Walgreens Stock Plummets After Gavin Newsom Vows to Cut Business Ties

The shares of Walgreens Boots Alliance, which owns the Walgreens retail pharmacy chain in the U.S., have dropped since California's Democratic Governor Gavin Newsom announced the state won't deal with the company over its abortion pills stance.

Walgreens—one of the biggest pharmacy store chains operating in the U.S., together with CVS—confirmed to POLITICO last week that it would not be shipping abortion pills to at least 20 U.S. states, even those where it remains legal to do so. The move has been presented as an act of extreme caution from Walgreens, after a group of Republican attorneys general threatened to take legal action against the company.

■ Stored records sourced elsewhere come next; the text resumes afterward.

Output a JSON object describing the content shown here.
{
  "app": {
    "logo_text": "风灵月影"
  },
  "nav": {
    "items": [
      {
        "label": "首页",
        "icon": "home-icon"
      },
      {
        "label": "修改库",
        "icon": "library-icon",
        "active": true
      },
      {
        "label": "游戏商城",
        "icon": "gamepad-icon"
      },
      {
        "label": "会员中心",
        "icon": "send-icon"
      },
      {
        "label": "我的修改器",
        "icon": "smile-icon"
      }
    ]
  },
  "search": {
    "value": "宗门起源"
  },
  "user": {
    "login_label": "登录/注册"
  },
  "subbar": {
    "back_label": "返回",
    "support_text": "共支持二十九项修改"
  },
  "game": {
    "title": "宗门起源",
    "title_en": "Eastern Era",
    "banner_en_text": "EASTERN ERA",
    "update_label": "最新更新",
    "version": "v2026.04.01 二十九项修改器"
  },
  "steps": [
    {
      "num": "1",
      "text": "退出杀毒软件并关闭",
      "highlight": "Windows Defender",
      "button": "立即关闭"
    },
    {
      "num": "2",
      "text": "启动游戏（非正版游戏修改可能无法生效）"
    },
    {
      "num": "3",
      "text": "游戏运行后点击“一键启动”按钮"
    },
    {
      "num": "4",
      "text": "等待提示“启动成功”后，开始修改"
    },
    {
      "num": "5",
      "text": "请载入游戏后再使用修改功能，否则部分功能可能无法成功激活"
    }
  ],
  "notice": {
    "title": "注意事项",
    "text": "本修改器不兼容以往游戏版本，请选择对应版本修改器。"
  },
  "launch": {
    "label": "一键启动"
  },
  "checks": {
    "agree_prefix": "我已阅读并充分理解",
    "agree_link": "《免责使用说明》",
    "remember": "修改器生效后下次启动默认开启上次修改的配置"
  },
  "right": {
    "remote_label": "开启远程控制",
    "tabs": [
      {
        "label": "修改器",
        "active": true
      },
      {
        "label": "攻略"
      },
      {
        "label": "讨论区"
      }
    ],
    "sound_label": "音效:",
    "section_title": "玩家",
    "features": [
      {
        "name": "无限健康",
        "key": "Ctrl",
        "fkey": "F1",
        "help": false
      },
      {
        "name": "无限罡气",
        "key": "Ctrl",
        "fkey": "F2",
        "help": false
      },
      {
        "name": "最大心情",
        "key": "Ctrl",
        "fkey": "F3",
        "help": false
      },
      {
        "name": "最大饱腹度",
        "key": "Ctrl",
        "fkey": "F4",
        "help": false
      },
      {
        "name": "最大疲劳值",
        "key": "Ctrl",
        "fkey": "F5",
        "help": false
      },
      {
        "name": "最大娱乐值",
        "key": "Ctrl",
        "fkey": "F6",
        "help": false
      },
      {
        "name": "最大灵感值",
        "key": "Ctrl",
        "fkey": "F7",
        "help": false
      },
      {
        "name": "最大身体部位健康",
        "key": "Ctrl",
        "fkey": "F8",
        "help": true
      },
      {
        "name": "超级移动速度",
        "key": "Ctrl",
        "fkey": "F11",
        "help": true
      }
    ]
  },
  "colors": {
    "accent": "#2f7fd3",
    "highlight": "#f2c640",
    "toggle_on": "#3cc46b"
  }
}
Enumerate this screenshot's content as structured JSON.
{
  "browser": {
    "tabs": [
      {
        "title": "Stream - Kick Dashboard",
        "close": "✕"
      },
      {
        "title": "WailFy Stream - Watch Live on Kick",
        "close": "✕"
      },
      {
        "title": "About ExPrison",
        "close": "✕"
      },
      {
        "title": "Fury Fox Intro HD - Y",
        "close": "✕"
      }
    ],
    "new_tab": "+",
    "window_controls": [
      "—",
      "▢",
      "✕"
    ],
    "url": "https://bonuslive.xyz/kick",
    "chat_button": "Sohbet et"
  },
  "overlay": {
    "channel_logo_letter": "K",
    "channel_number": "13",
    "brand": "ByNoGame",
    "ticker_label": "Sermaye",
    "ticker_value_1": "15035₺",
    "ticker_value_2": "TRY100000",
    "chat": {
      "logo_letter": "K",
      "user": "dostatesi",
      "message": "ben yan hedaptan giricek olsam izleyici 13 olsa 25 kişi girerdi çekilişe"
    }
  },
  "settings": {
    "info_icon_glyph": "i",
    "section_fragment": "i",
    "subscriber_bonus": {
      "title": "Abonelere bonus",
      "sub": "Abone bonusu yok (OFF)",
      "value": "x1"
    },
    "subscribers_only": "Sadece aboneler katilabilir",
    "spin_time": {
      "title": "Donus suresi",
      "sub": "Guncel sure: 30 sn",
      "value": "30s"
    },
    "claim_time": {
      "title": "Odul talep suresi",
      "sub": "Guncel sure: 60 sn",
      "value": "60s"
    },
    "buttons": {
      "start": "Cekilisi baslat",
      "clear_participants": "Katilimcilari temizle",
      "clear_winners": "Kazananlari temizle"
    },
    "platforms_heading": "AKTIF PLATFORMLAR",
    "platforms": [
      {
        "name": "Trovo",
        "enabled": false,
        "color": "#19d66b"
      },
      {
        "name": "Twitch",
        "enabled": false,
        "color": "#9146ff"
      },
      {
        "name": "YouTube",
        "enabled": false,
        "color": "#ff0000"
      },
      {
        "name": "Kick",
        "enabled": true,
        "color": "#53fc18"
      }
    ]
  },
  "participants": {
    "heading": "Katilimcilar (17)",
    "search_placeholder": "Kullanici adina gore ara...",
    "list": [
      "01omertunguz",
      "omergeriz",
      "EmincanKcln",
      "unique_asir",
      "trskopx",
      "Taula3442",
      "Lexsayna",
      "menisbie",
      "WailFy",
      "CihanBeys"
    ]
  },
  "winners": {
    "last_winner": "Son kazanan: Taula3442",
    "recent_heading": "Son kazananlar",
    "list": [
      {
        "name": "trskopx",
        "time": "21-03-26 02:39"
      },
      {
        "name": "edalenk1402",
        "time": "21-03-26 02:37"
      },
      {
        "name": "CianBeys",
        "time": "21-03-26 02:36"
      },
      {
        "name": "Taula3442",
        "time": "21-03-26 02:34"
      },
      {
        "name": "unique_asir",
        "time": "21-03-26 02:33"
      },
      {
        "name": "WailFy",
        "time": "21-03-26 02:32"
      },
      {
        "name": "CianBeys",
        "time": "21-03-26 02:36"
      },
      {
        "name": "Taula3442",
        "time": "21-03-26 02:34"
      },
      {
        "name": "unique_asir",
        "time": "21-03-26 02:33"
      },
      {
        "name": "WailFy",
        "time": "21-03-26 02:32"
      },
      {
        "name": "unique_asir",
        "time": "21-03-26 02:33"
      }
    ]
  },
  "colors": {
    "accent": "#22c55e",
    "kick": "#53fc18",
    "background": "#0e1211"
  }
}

Governor Gavin Newsom
Gavin Newsom speaks during a press conference at the reunification center in Half Moon Bay, on Tuesday, January 24, 2023. The California governor has threatened to cut business ties with Walgreens after the company said it would not be shipping abortion pills to at least 20 U.S. states. Shae Hammond/Getty Images

On Monday, Newsom blasted Walgreens' decision on Twitter. "California won't be doing business with @walgreens—or any company that cowers to the extremists and puts women's lives at risk. We're done," he wrote.

Following the governor's tweet, Walgreens' shares dropped sharply, and were still down by 1.77 percent at close on Monday.

"California is reviewing all relationships between Walgreens and the state. We will not pursue business with companies that cave to right wing bullies pushing their extremist agenda or companies that put politics above the health of women and girls," a spokesperson for Newsom told Newsweek in a written statement.

It's not clear how Newsom means to cut ties with Walgreens. There are 586 Walgreens stores in California—according to data from August 2020—and Newsom doesn't have the authority to force them all to close. That means his statement might be followed up by other smaller, more punitive actions.

The governor has positioned himself strongly in defense of abortion rights, especially since the overturning of Roe v. Wade in June 2022. Newsom has so far directed the California Health and Human Services Agency to review all relationships with Walgreens, according to a spokesperson quoted by Bloomberg.

Walgreens said it plans to sell mifepristone—the first of two drugs used in the abortion process—"in any jurisdiction where it is legally permissible to do so." This is according to a company's statement shared by several news media. Walgreens appears to be waiting for confusion around federal and state law over medication abortion to clear up.

The plunge in share prices for the pharmacy store chain shows how companies can find themselves in the crossfire of the so-called culture wars. They can also be used as political footballs on both sides of the spectrum.

In 2022, entertainment giant Disney found itself in the middle of a politically charged debate about gender identity and representation in Florida. Governor Ron DeSantis allowed Disney theme parks to keep their special status only under the partial supervision of political appointees.

The decision followed a debate over Florida's "Don't Say Gay" bill and the role of Disney in society and LGBTQ representation. While not entirely destructive for the company, it was still a major defeat.

In February 2023, DeSantis said a new five-person board that he will appoint to oversee Walt Disney World's self-governing district in Florida may try to influence the corporation's future content.

Newsweek emailed Walgreens' media team for comment.

Update, 03/07/23 8:10 a.m. ET: This article has been updated to include a comment from Governor Newsom's spokesperson.